--- Material for this exercise ---
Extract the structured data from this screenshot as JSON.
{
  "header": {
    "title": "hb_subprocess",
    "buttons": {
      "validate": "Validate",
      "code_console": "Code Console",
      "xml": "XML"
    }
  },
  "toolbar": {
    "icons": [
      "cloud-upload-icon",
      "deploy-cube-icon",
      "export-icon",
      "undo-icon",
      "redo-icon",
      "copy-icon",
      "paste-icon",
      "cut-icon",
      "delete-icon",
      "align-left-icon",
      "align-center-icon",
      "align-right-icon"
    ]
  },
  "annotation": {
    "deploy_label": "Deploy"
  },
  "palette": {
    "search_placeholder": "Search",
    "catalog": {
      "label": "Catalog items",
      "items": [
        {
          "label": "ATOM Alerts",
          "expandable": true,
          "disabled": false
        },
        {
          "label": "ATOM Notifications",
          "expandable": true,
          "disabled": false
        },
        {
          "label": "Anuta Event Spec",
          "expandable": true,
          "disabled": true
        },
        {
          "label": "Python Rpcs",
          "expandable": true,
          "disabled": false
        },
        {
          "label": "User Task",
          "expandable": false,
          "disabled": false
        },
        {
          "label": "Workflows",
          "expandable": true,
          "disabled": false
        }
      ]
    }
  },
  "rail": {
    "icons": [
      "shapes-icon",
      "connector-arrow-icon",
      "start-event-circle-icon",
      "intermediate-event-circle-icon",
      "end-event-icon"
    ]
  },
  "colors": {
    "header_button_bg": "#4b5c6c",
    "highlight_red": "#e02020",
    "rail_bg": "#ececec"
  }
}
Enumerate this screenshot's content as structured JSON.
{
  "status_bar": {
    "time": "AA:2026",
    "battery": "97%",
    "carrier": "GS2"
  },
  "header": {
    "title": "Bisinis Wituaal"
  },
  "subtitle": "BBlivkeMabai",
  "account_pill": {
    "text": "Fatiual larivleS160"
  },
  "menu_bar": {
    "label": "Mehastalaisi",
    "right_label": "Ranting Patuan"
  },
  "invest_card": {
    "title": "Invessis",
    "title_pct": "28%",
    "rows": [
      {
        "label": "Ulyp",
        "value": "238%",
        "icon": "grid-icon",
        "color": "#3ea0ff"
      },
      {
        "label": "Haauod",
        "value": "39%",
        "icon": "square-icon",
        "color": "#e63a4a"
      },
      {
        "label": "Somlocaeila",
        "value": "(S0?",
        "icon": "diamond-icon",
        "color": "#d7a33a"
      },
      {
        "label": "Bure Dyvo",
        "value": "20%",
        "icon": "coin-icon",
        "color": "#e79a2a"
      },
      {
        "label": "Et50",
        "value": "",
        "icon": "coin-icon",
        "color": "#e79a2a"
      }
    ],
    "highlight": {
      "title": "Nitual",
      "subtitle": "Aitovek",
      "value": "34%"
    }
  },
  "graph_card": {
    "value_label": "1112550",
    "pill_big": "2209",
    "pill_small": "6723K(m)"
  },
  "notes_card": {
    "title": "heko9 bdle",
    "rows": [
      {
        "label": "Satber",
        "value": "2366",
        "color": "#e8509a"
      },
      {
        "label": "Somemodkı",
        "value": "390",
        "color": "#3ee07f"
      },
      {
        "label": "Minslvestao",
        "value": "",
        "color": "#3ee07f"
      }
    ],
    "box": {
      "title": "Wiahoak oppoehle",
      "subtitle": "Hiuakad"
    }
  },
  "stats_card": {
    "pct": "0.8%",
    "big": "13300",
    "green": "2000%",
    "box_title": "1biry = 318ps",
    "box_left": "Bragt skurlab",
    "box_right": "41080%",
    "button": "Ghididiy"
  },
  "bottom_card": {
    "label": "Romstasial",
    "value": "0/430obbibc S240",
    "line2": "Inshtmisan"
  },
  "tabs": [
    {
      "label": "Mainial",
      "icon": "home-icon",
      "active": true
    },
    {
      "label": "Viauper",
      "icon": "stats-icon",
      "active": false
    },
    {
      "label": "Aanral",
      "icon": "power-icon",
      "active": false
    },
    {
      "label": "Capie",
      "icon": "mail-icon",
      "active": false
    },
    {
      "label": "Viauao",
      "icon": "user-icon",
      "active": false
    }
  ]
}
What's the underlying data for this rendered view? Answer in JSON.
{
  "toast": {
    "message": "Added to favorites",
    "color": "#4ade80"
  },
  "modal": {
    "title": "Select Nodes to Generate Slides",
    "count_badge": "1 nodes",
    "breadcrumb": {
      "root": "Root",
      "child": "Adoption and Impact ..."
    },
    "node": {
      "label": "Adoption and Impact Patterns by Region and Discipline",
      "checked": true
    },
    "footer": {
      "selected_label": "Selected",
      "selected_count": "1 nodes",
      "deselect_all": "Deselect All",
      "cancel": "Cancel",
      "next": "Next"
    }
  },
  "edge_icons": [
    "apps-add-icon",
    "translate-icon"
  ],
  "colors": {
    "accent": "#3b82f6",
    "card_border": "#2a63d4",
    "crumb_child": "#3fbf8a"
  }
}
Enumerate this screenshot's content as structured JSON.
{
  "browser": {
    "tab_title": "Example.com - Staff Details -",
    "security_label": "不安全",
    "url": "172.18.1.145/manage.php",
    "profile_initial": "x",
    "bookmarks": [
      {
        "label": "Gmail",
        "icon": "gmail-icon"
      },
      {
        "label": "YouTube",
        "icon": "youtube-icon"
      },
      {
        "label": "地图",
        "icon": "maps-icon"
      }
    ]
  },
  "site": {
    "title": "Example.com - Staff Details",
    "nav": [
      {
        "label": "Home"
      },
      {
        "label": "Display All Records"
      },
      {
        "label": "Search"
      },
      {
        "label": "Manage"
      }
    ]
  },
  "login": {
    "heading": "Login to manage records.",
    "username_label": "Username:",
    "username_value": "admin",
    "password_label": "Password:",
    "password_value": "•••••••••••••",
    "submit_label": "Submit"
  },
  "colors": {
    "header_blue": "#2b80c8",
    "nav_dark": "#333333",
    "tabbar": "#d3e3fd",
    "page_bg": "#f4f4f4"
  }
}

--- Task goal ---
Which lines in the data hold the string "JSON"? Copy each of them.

--- The completed task ---
Extract the structured data from this screenshot as JSON.
Enumerate this screenshot's content as structured JSON.
What's the underlying data for this rendered view? Answer in JSON.
Enumerate this screenshot's content as structured JSON.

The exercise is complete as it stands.